Agriculture Minister Derrick Kellier said in Parliament last April that there is an "urgency attached to certain aspects of fisheries management", which necessitates the bringing of a bill.

"The plunder of our resources by poachers requires the urgent amendment of the act to increase the fines," the minister said.

In addition to increased finds, the bill proposes several new definitions of key terms, changing, for example, the way fish is to be regarded by law. Currently, fish includes shell fish, crustaceans, and marine or fresh water animal life.

The proposed new definition makes fish any aquatic plant or animal whether piscine or not (including their eggs and all juvenile stages thereof) and by-products and includes any aquatic mammal.

- D.L.

 

SOME OF THE FISHERIES FINES

 

- Fishing without a licence

Current law: $1,000 and, in default of payment, imprisonment for a term not exceeding 12 months.

Proposed law: $3 million or a term of imprisonment for two years, or both fine and imprisonment.

- Failure to carry identification card

Current law: $20 and in default of payment thereof, imprisonment for a term not exceeding one month.

Proposed law: The fine is to be increased to $100,000.

- Using an unregistered or unlicensed boat

Current law: Fine not exceeding $200 and, in default of payment thereof, imprisonment for a term not exceeding six months.

Proposed law: $3 million, or imprisonment for up to 12 months, or both fine and imprisonment ( Resident Magistrate's Court).

Fine or imprisonment for up to five years or both fine and imprisonment (Circuit Court).

- Not having registration marks displayed in the prescribed manner on the boat

Current law: Fine not exceeding $20 or to imprisonment for a term not exceeding one month.

Proposed law: $500,000 fine.

- Disturbing any species of fish during closed season

Current law: (Conviction before a resident magistrate) Fine not exceeding $500 and, in default of payment, six months' imprisonment.

Proposed law: (Conviction in a Resident Magistrate's Court) $3 million, or up to 12 months' imprisonment, or both fine and imprisonment.

(Conviction in a Circuit Court) Fine or prison term not exceeding five years or both fine and imprisonment.

- Fishing in a declared fish sanctuary

Current law: Fine of $500 and, in default of payment, imprisonment for a term not exceeding six months.

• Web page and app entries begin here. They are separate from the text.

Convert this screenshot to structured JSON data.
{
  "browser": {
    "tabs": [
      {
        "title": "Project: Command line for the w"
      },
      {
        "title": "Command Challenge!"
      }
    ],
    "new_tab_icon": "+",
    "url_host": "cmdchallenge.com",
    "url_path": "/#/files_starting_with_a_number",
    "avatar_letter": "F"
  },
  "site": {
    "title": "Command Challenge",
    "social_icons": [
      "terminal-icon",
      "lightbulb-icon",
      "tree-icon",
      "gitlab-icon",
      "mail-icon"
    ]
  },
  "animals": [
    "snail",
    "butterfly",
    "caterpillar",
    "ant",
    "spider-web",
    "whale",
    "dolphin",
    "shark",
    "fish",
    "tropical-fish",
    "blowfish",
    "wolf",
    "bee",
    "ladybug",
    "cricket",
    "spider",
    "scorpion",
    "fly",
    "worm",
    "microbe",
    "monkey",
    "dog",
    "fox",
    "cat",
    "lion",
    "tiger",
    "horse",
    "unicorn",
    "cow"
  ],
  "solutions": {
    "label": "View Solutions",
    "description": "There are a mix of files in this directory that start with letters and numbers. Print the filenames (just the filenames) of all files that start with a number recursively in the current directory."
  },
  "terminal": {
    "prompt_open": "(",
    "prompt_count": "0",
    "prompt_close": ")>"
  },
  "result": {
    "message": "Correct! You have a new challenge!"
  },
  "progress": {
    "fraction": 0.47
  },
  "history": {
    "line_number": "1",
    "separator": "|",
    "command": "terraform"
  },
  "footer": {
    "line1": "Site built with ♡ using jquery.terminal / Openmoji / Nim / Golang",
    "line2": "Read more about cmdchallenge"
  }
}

Proposed law: (Conviction in a Resident Magistrate's Court) $3 million, or up to 12 months' imprisonment, or both fine and imprisonment.

(Conviction in a Circuit Court) Fine or prison term not exceeding five years or both fine and imprisonment.

- Landing and sale of illegally caught fish

Current law: Fine not exceeding $1,000 and, in default of payment thereof, imprisonment for a term not exceeding 12 months.

Proposed law: Conviction in a Resident Magistrate's Court) $3 million, or up to 24 months' imprisonment, or both fine and imprisonment.

(Conviction in a Circuit Court) Fine or prison term not exceeding five years or both fine and imprisonment.